Congenital Torticollis: Understanding and Managing Your Child’s Condition
Welcome to our comprehensive guide on congenital torticollis, a condition characterized by the abnormal positioning of the neck muscles in newborns. Congenital torticollis, also known as twisted neck or wryneck, can affect your child’s head and neck alignment. In this article, we will provide you with valuable information about congenital torticollis, including its causes, signs and symptoms, treatment options, and ways to support your child’s well-being.
Understanding Congenital Torticollis
What is Congenital Torticollis?
Congenital torticollis is a condition that occurs at birth or shortly after, resulting in the shortening or tightness of the sternocleidomastoid muscle in the neck. This muscle plays a crucial role in head and neck movement. When it is affected, it can cause the head to tilt to one side while the chin points in the opposite direction. The exact cause of congenital torticollis is still unknown, but it is believed to be related to positioning in the womb or trauma during birth.
Signs and Symptoms
The most common signs and symptoms of congenital torticollis include:
Head Tilt: The child’s head tilts to one side, either towards the shoulder or the chest.
Limited Neck Mobility: The child may have difficulty rotating or turning their head fully in all directions.
Muscle Tightness: The affected sternocleidomastoid muscle may feel firm or tight to the touch.
Preference for One Side: The child may prefer to look or sleep in one direction, avoiding movement to the affected side.
Early intervention and appropriate treatment can help manage and correct congenital torticollis. The following treatment options may be recommended:
Stretching Exercises: Gentle stretching exercises prescribed by a healthcare professional can help lengthen and loosen the tight neck muscles. These exercises should be performed regularly to promote improved range of motion.
Positioning Techniques: Specific positioning techniques can encourage your child to turn their head and stretch the affected muscles. Your healthcare provider can guide you on appropriate positioning techniques for daily activities, such as feeding and sleeping.
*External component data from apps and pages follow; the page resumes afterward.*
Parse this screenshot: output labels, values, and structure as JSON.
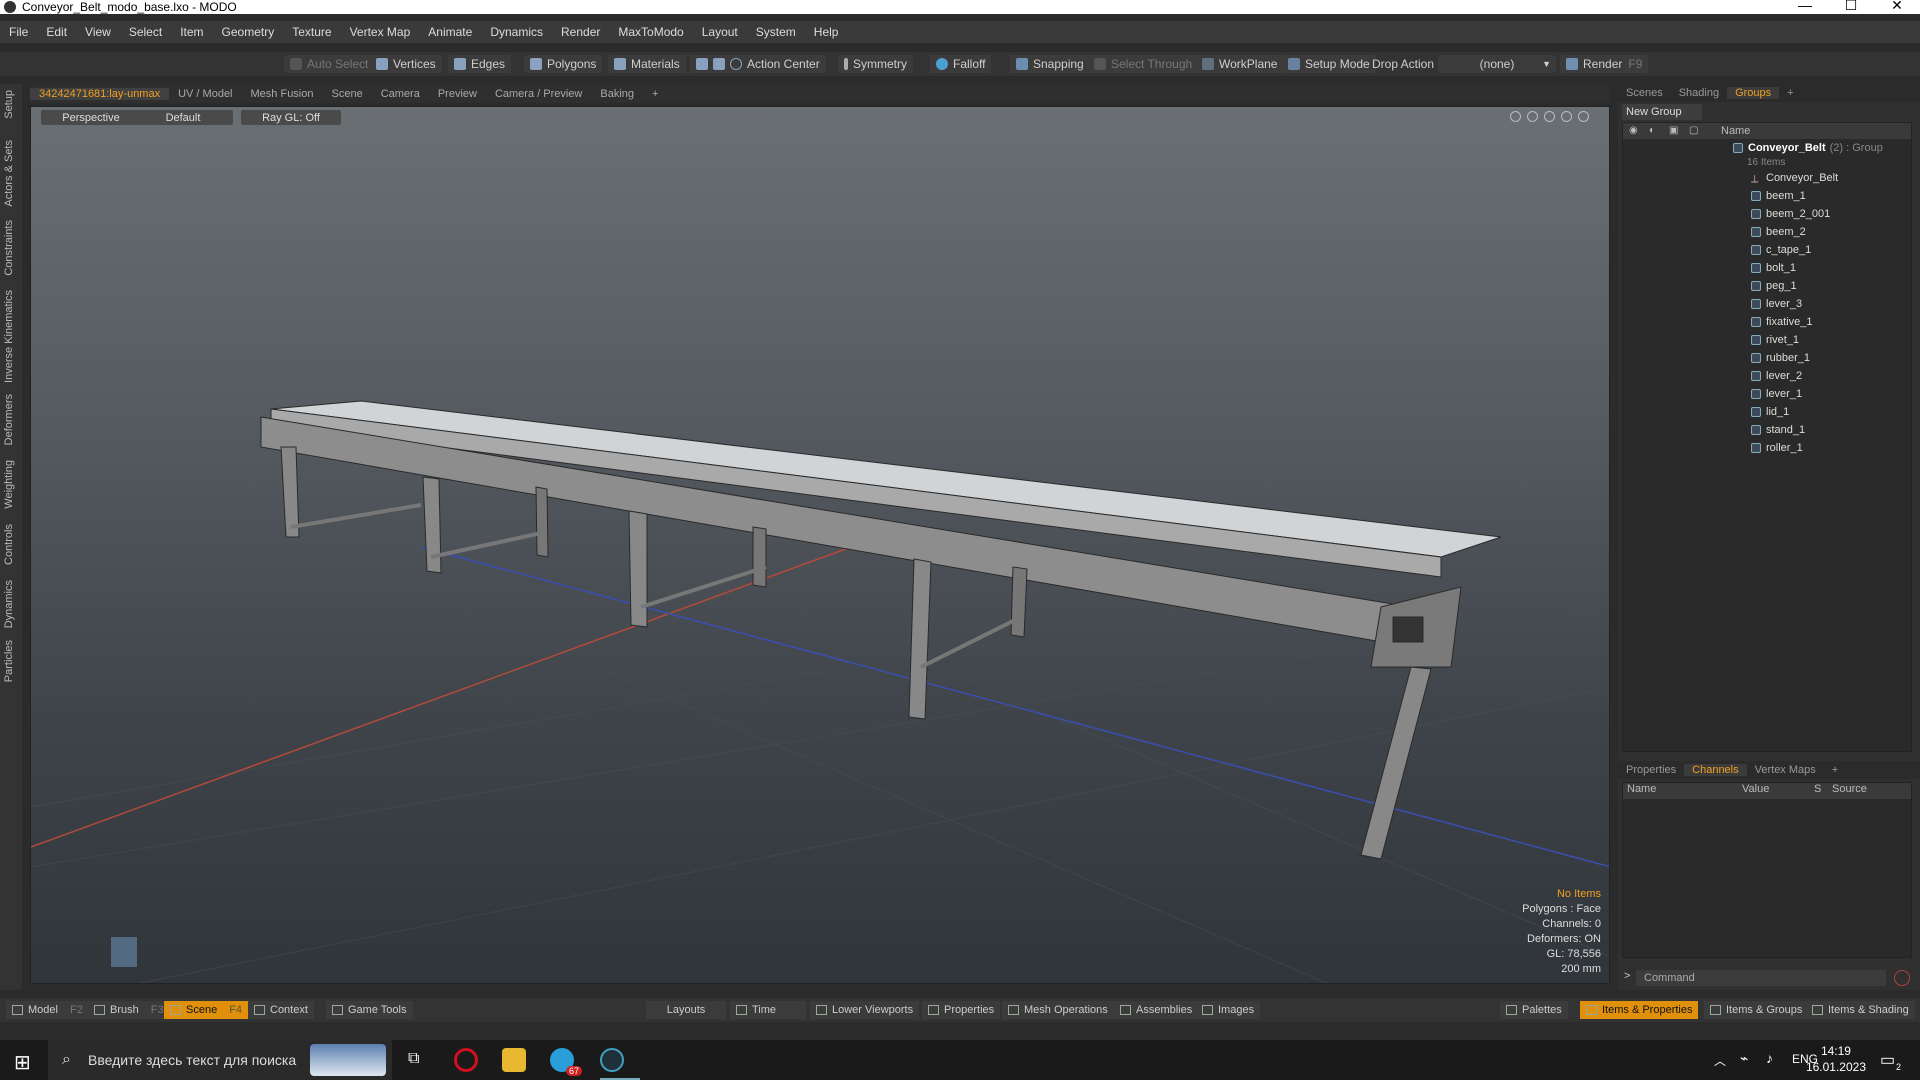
{
  "window": {
    "title": "Conveyor_Belt_modo_base.lxo - MODO"
  },
  "menu": [
    "File",
    "Edit",
    "View",
    "Select",
    "Item",
    "Geometry",
    "Texture",
    "Vertex Map",
    "Animate",
    "Dynamics",
    "Render",
    "MaxToModo",
    "Layout",
    "System",
    "Help"
  ],
  "toolbar": {
    "auto_select": "Auto Select",
    "vertices": "Vertices",
    "edges": "Edges",
    "polygons": "Polygons",
    "materials": "Materials",
    "action_center": "Action Center",
    "symmetry": "Symmetry",
    "falloff": "Falloff",
    "snapping": "Snapping",
    "select_through": "Select Through",
    "workplane": "WorkPlane",
    "setup_mode": "Setup Mode",
    "drop_action": "Drop Action",
    "drop_value": "(none)",
    "render": "Render",
    "render_key": "F9"
  },
  "left_tabs": [
    "Setup",
    "Actors & Sets",
    "Constraints",
    "Inverse Kinematics",
    "Deformers",
    "Weighting",
    "Controls",
    "Dynamics",
    "Particles"
  ],
  "viewport_tabs": [
    "34242471681:lay-unmax",
    "UV / Model",
    "Mesh Fusion",
    "Scene",
    "Camera",
    "Preview",
    "Camera / Preview",
    "Baking",
    "+"
  ],
  "viewport": {
    "view": "Perspective",
    "shading": "Default",
    "raygl": "Ray GL: Off",
    "info": {
      "items": "No Items",
      "polygons": "Polygons : Face",
      "channels": "Channels: 0",
      "deformers": "Deformers: ON",
      "gl": "GL: 78,556",
      "scale": "200 mm"
    }
  },
  "right_top_tabs": [
    "Scenes",
    "Shading",
    "Groups",
    "+"
  ],
  "groups": {
    "new_group": "New Group",
    "col_name": "Name",
    "group_name": "Conveyor_Belt",
    "group_meta": "(2) : Group",
    "group_count": "16 Items",
    "items": [
      "Conveyor_Belt",
      "beem_1",
      "beem_2_001",
      "beem_2",
      "c_tape_1",
      "bolt_1",
      "peg_1",
      "lever_3",
      "fixative_1",
      "rivet_1",
      "rubber_1",
      "lever_2",
      "lever_1",
      "lid_1",
      "stand_1",
      "roller_1"
    ]
  },
  "right_bottom_tabs": [
    "Properties",
    "Channels",
    "Vertex Maps",
    "+"
  ],
  "channels": {
    "cols": [
      "Name",
      "Value",
      "S",
      "Source"
    ]
  },
  "command": {
    "placeholder": "Command"
  },
  "bottom": {
    "model": "Model",
    "model_key": "F2",
    "brush": "Brush",
    "brush_key": "F3",
    "scene": "Scene",
    "scene_key": "F4",
    "context": "Context",
    "game_tools": "Game Tools",
    "layouts": "Layouts",
    "time": "Time",
    "lower_viewports": "Lower Viewports",
    "properties": "Properties",
    "mesh_operations": "Mesh Operations",
    "assemblies": "Assemblies",
    "images": "Images",
    "palettes": "Palettes",
    "items_properties": "Items & Properties",
    "items_groups": "Items & Groups",
    "items_shading": "Items & Shading"
  },
  "taskbar": {
    "search": "Введите здесь текст для поиска",
    "lang": "ENG",
    "time": "14:19",
    "date": "16.01.2023",
    "telegram_badge": "67",
    "notif_count": "2"
  }
}
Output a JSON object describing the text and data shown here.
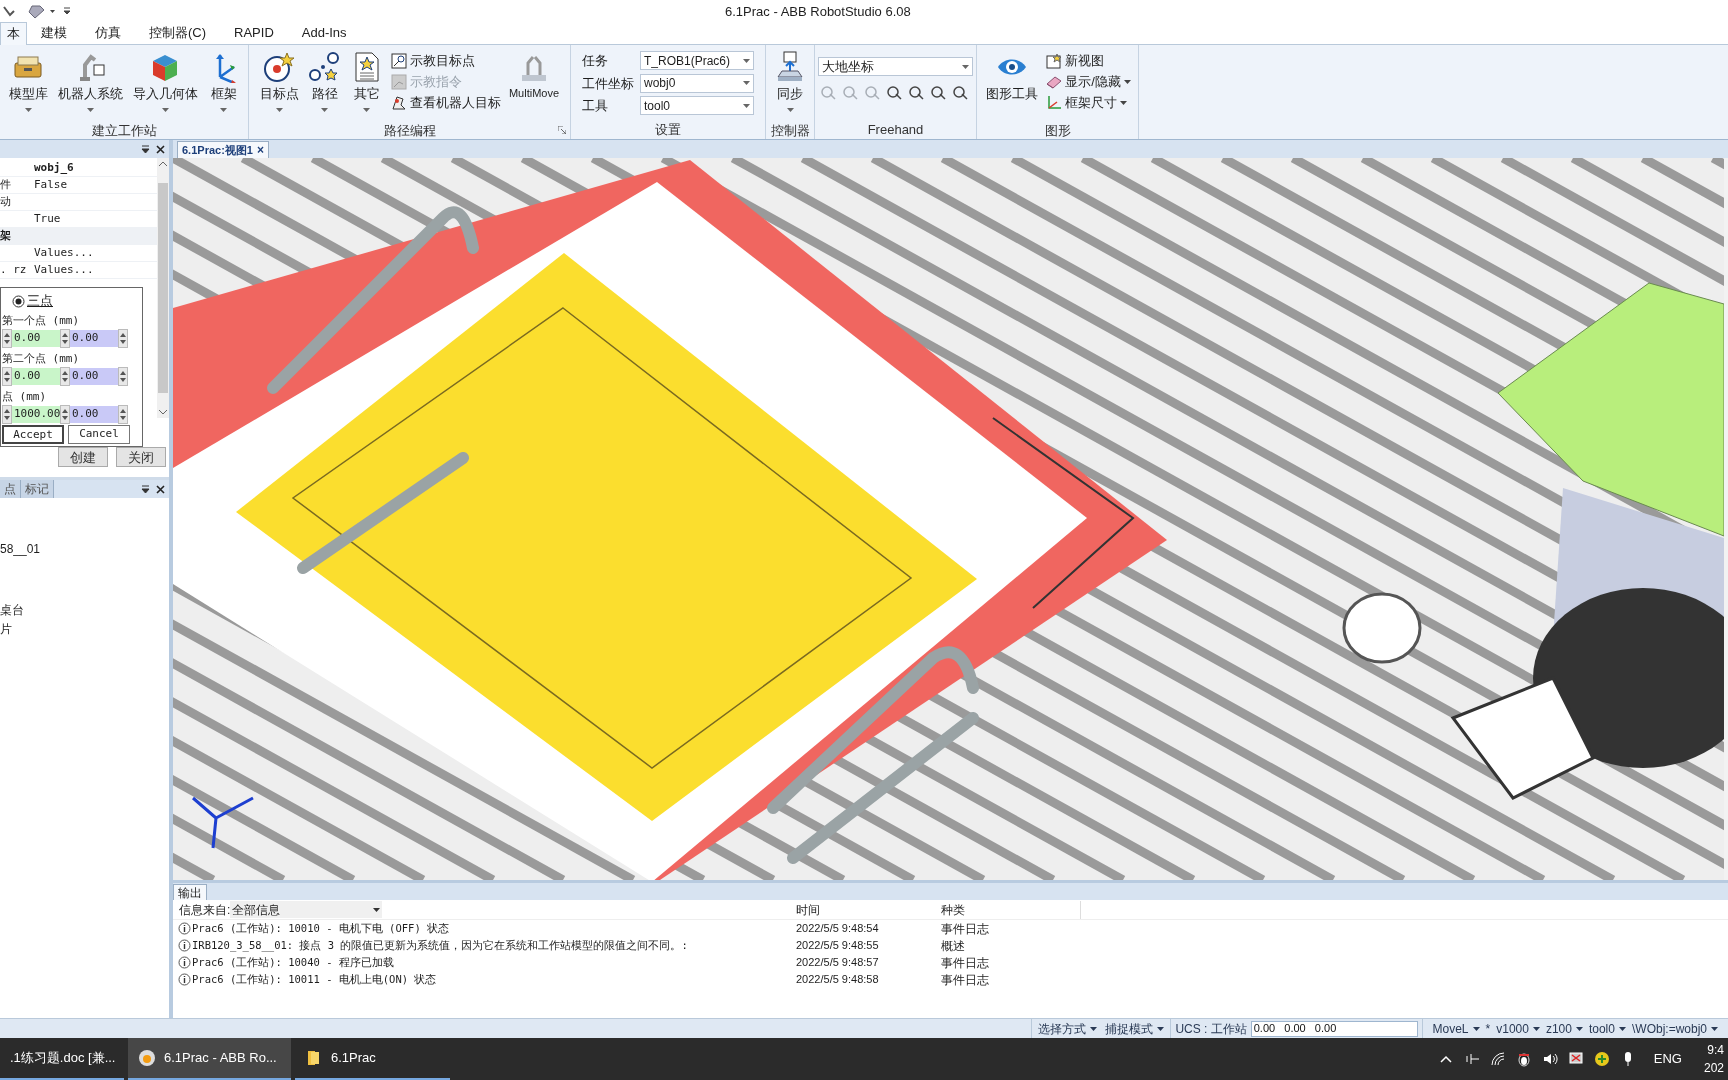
{
  "title_bar": {
    "title": "6.1Prac - ABB RobotStudio 6.08"
  },
  "ribbon_tabs": [
    {
      "label": "本",
      "selected": true
    },
    {
      "label": "建模",
      "selected": false
    },
    {
      "label": "仿真",
      "selected": false
    },
    {
      "label": "控制器(C)",
      "selected": false
    },
    {
      "label": "RAPID",
      "selected": false
    },
    {
      "label": "Add-Ins",
      "selected": false
    }
  ],
  "ribbon_groups": [
    {
      "label": "建立工作站",
      "launcher": false,
      "items": [
        {
          "kind": "large",
          "label": "模型库",
          "dropdown": true
        },
        {
          "kind": "large",
          "label": "机器人系统",
          "dropdown": true
        },
        {
          "kind": "large",
          "label": "导入几何体",
          "dropdown": true
        },
        {
          "kind": "large",
          "label": "框架",
          "dropdown": true
        }
      ]
    },
    {
      "label": "路径编程",
      "launcher": true,
      "items": [
        {
          "kind": "large",
          "label": "目标点",
          "dropdown": true
        },
        {
          "kind": "large",
          "label": "路径",
          "dropdown": true
        },
        {
          "kind": "large",
          "label": "其它",
          "dropdown": true
        },
        {
          "kind": "stack",
          "entries": [
            {
              "label": "示教目标点",
              "disabled": false,
              "dropdown": false
            },
            {
              "label": "示教指令",
              "disabled": true,
              "dropdown": false
            },
            {
              "label": "查看机器人目标",
              "disabled": false,
              "dropdown": false
            }
          ]
        },
        {
          "kind": "large",
          "label": "MultiMove",
          "dropdown": false
        }
      ]
    },
    {
      "label": "设置",
      "launcher": false,
      "items": [
        {
          "kind": "fields",
          "rows": [
            {
              "label": "任务",
              "value": "T_ROB1(Prac6)"
            },
            {
              "label": "工件坐标",
              "value": "wobj0"
            },
            {
              "label": "工具",
              "value": "tool0"
            }
          ]
        }
      ]
    },
    {
      "label": "控制器",
      "launcher": false,
      "items": [
        {
          "kind": "large",
          "label": "同步",
          "dropdown": true
        }
      ]
    },
    {
      "label": "Freehand",
      "launcher": false,
      "items": [
        {
          "kind": "freehand",
          "value": "大地坐标"
        }
      ]
    },
    {
      "label": "图形",
      "launcher": false,
      "items": [
        {
          "kind": "large",
          "label": "图形工具",
          "dropdown": false
        },
        {
          "kind": "stack",
          "entries": [
            {
              "label": "新视图",
              "disabled": false,
              "dropdown": false
            },
            {
              "label": "显示/隐藏",
              "disabled": false,
              "dropdown": true
            },
            {
              "label": "框架尺寸",
              "disabled": false,
              "dropdown": true
            }
          ]
        }
      ]
    }
  ],
  "properties_panel": {
    "rows": [
      {
        "kind": "title",
        "value": "wobj_6"
      },
      {
        "kind": "row",
        "name": "件",
        "value": "False"
      },
      {
        "kind": "row",
        "name": "动"
      },
      {
        "kind": "row",
        "value": "True"
      },
      {
        "kind": "section",
        "name": "架"
      },
      {
        "kind": "row",
        "value": "Values..."
      },
      {
        "kind": "row",
        "name": ". rz",
        "value": "Values..."
      }
    ]
  },
  "frame_dialog": {
    "options": [
      {
        "label": "三点",
        "selected": true
      }
    ],
    "points": [
      {
        "label": "第一个点 (mm)",
        "values": [
          "0.00",
          "0.00"
        ]
      },
      {
        "label": "第二个点 (mm)",
        "values": [
          "0.00",
          "0.00"
        ]
      },
      {
        "label": "点 (mm)",
        "values": [
          "1000.00",
          "0.00"
        ]
      }
    ],
    "buttons": [
      "Accept",
      "Cancel"
    ]
  },
  "panel_buttons": [
    "创建",
    "关闭"
  ],
  "lower_panel": {
    "tabs": [
      {
        "label": "点",
        "selected": false
      },
      {
        "label": "标记",
        "selected": false
      }
    ],
    "items": [
      "58__01",
      "桌台",
      "片"
    ]
  },
  "viewport": {
    "tab": "6.1Prac:视图1",
    "close": "×"
  },
  "output_panel": {
    "tab": "输出",
    "filter_label": "信息来自:",
    "filter_value": "全部信息",
    "columns": [
      "时间",
      "种类"
    ],
    "rows": [
      {
        "message": "Prac6 (工作站): 10010 - 电机下电 (OFF) 状态",
        "time": "2022/5/5 9:48:54",
        "category": "事件日志"
      },
      {
        "message": "IRB120_3_58__01: 接点 3 的限值已更新为系统值，因为它在系统和工作站模型的限值之间不同。:",
        "time": "2022/5/5 9:48:55",
        "category": "概述"
      },
      {
        "message": "Prac6 (工作站): 10040 - 程序已加载",
        "time": "2022/5/5 9:48:57",
        "category": "事件日志"
      },
      {
        "message": "Prac6 (工作站): 10011 - 电机上电(ON) 状态",
        "time": "2022/5/5 9:48:58",
        "category": "事件日志"
      }
    ]
  },
  "status_bar": {
    "modes": [
      {
        "label": "选择方式",
        "dropdown": true
      },
      {
        "label": "捕捉模式",
        "dropdown": true
      }
    ],
    "ucs": "UCS : 工作站",
    "coords": "0.00   0.00   0.00",
    "instruction": [
      {
        "label": "MoveL",
        "dropdown": true
      },
      {
        "label": "*",
        "dropdown": false
      },
      {
        "label": "v1000",
        "dropdown": true
      },
      {
        "label": "z100",
        "dropdown": true
      },
      {
        "label": "tool0",
        "dropdown": true
      },
      {
        "label": "\\WObj:=wobj0",
        "dropdown": true
      }
    ]
  },
  "taskbar": {
    "apps": [
      {
        "label": ".1练习题.doc [兼...",
        "selected": false
      },
      {
        "label": "6.1Prac - ABB Ro...",
        "selected": true
      },
      {
        "label": "6.1Prac",
        "selected": false
      }
    ],
    "language": "ENG",
    "time": "9:4",
    "date": "202"
  }
}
Physical Therapy: In some cases, physical therapy sessions may be recommended to facilitate motor development, strengthen muscles, and improve overall posture and movement.
Referral to Specialists: If conservative treatments do not yield significant improvement, your healthcare provider may refer you to a specialist, such as a pediatric orthopedic surgeon, for further evaluation and consideration of additional interventions.
Congenital torticollis can be effectively managed with early intervention and appropriate treatment. By understanding the condition, recognizing the signs and symptoms, and following the recommended treatment plan, you can support your child’s development and well-being. Remember, each child’s journey is unique, and with proper care and support, they can overcome the challenges associated with congenital torticollis.